A pill mill is an operation where people can pay for pain medications at a doctor’s office or clinic. Doctors or staffers typically prescribe drugs like methadone, hydrocodone, and oxycodone among others.
Pill mills saw a relative rise in popularity in certain areas of the country hit particularly hard by the recession where people lost jobs, savings and homes, and faced painful depression. This has kept the U.S. Drug Enforcement Administration and state and local law enforcement busy busting illegal pill mills, which feed addictions and can lead to deaths.
Pill mills argue they operate under the color of law because they typically involve licensed professionals – doctors – giving out prescriptions. However, in many places including the state of Florida, doling out pain medication prescriptions like candy is actually illegal.
Certain pain medications like the ones mentioned above are considered controlled substances. The sale or distribution of controlled substances, which violates state statute or is done beyond the strictures of generally acceptable medical care standards, is illegal.
Such prescriptions should only be written in the event the patient actually needs the pain medications, and to the extent they need it. Some offices or clinics do properly prescribe and distribute pain medications in reasonable ways and to legitimate patients.
Many, however, take advantage of an environment where people are desperate for pain medications, and illegally traffic and sell these drugs. Some common aspects of an illegal pill mill exist where the clinic demands cash only payments, does not accept insurance plans to offset payments, and does not typically require appointments or conducts anything resembling a substantial physical examination of the patient prior to prescribing the medication(s). These pill mills also tend to not keep records, or at least not sufficient ones.
A few years back, Florida passed new legislation to combat the operations of pill mills. The Sunshine State had the nickname “Oxy Express” and people from all over traveled there for pills.
The newer laws banned doctors in the state from distributing any narcotics or addictive substances like oxycodone from their clinics or offices, and strengthened penalties against doctors, pharmacists or clinic staff that prescribed these medications outside of the medically accepted process or to anyone who did not actually need them. The laws also added required background checks for owners and employees of clinics.
The laws have been put to use as evidenced in the latest sentencing of the South Florida doctor for money laundering in connection with the oxycodone pill mill she ran. Another doctor was sentenced for similar charges.
In true fashion, they ran clinics where they accepted only cash, and also worked in clinics owned by two brothers whose clinics were shut down in 2010 and who were sentenced to long prison terms in 2012 for running a mammoth illicit prescription drug “pill mill” ring that made them tens of millions of dollars.
Many pill mill operators claim they are simply offering those in pain and opportunity to dull the pain and live more comfortably.
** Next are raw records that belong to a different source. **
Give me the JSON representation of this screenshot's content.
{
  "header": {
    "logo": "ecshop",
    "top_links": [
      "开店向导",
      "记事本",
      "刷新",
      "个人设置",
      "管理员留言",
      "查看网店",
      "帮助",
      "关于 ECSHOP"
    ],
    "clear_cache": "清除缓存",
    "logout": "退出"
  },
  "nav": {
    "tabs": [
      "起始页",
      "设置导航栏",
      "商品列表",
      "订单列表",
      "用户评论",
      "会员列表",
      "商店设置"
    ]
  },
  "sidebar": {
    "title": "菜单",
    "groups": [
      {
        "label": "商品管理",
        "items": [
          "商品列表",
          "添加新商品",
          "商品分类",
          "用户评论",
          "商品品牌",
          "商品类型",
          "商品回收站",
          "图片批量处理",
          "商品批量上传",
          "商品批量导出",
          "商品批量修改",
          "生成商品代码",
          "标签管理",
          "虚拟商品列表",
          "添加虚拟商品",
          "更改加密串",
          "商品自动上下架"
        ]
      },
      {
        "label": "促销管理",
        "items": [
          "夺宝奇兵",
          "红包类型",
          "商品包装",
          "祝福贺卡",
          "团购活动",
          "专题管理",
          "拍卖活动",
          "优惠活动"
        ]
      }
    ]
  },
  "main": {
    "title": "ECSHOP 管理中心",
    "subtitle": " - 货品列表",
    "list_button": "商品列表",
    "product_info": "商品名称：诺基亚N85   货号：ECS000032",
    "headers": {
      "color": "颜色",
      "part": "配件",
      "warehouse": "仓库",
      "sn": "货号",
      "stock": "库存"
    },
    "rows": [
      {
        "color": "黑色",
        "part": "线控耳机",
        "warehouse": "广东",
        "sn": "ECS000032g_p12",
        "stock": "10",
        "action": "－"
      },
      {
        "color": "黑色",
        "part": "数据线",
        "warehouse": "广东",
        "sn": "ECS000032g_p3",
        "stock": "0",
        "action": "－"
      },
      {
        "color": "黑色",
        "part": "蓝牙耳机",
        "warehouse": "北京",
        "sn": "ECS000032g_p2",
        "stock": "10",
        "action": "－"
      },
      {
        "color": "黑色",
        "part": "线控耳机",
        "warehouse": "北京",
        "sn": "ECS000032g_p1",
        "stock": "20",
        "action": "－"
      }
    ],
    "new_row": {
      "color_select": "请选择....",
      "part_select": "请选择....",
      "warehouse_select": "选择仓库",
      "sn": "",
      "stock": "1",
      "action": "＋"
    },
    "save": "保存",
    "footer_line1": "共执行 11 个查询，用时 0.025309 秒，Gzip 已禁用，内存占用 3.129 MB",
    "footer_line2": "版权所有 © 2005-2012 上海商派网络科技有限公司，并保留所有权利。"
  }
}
For any doctor or medical professional who deals in prescribing pain medications, it is vital to understand the relatively newer laws and that such prescriptions must be written within the bounds of statute and medical standards.
For anyone facing federal or state charges, it is important to have the right lawyer in your corner especially if you truly believe you were simply writing legitimate prescriptions for patients in extreme pain.
Contact the Law Office of Paul J. Donnelly, P.A. for Drug Crime Lawyer Miami
If you or someone you know is facing drug crime charges in Miami, you will need the assistance of a drug crimes attorney Miami.
To confront such serious charges, choose a knowledgeable attorney. Attorneys with criminal law experience are a must in difficult cases. Contact the Law Offices of Paul J. Donnelly, P.A. at criminalattorneymiami.net at 305-757-3331 for drug crime law advice.